A report available from Lux Research describes the potential impact of nanotechnology on the automotive industry as “broad but shallow,” citing the hypothetical example of a Ford F-series truck enhanced with six emerging nanotech innovations within a single model year.
Tier one suppliers would gain $493 million in incremental revenue for that model year, according to the report. Consumers would realize $327 million in cost savings over five years of use, mostly from better fuel economy, and would also see soft benefits in performance and safety. Ford would net $248 million in cost savings and increased resale value, and would gain differentiation against its competitors (presuming they did nothing). At the same time, incumbent suppliers of materials such as talc-filled composites and microparticulate platinum group catalysts would lose $297 in combined sales when displaced by nanoscale alternatives.

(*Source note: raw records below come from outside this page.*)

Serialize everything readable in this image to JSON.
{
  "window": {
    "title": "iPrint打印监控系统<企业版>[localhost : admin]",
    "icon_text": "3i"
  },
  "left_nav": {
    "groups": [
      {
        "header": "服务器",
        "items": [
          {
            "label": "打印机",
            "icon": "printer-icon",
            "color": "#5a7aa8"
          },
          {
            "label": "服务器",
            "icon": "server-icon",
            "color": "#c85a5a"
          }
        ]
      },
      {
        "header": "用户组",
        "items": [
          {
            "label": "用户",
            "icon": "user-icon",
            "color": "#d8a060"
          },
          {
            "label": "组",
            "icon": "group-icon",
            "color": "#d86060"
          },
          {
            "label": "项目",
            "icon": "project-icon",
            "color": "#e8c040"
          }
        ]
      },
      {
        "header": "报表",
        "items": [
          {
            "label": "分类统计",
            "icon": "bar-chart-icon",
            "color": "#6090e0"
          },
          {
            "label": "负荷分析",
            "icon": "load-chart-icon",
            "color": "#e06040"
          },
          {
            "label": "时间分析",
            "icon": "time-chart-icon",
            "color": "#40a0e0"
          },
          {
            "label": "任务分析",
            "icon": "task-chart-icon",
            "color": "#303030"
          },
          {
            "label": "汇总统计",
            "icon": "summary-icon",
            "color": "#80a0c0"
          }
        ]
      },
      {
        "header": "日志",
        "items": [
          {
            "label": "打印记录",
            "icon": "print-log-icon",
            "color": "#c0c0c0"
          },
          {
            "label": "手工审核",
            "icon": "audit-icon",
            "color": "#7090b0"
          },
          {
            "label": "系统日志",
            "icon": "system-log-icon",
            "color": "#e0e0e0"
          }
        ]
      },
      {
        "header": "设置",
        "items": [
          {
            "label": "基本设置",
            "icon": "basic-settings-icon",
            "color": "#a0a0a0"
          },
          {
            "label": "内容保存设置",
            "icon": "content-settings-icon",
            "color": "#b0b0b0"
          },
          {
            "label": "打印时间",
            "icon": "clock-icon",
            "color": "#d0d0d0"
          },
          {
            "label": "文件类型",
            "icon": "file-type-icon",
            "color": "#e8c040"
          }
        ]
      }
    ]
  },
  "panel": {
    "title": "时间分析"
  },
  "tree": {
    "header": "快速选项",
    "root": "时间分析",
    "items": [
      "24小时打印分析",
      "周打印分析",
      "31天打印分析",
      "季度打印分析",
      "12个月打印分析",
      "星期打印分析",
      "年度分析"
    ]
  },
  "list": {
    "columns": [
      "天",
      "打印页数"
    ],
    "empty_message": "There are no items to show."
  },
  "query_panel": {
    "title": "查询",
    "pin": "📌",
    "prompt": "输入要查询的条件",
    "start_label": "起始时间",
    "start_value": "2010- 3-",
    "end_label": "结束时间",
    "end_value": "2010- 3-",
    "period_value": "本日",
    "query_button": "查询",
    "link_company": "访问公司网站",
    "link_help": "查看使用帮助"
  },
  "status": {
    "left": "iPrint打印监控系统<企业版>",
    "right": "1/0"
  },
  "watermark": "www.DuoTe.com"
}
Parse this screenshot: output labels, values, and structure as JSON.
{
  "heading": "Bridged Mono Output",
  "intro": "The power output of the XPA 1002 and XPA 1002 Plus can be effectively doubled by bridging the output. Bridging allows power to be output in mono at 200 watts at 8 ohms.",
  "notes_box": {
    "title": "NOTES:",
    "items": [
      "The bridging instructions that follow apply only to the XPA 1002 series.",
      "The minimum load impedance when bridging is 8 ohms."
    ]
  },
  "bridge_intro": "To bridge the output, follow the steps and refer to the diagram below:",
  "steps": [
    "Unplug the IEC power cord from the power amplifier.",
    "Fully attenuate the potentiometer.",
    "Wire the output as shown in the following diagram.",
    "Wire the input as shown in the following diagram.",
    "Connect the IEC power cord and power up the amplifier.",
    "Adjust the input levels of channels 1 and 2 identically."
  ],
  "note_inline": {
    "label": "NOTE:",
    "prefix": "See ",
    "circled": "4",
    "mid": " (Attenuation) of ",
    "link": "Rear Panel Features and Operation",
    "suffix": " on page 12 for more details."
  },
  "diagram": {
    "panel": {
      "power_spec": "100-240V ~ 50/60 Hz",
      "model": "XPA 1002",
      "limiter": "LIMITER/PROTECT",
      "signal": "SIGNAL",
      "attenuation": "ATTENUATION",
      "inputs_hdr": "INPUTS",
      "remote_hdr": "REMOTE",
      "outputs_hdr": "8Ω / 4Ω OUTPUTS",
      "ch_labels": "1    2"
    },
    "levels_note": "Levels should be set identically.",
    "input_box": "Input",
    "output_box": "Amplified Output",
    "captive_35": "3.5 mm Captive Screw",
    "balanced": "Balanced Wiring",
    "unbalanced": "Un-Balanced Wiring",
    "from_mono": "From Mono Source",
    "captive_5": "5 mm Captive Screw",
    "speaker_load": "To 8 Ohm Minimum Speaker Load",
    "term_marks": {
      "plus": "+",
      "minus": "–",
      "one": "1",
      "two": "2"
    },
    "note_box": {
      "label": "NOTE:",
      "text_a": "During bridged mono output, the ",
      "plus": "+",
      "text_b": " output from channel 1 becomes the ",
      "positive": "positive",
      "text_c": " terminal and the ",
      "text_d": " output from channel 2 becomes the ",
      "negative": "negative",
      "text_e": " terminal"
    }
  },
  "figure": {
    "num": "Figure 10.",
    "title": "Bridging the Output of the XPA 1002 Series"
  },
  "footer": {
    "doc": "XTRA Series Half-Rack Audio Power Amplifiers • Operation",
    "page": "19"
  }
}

The report, "How Nanotechnology Adds Value to Products," also examines the impact of nanotechnology on breast cancer treatment and cellular telephones. It contends that nanotechnology could reduce the cost of breast cancer treatment by 39% and add an average of seven years to patients’ lives.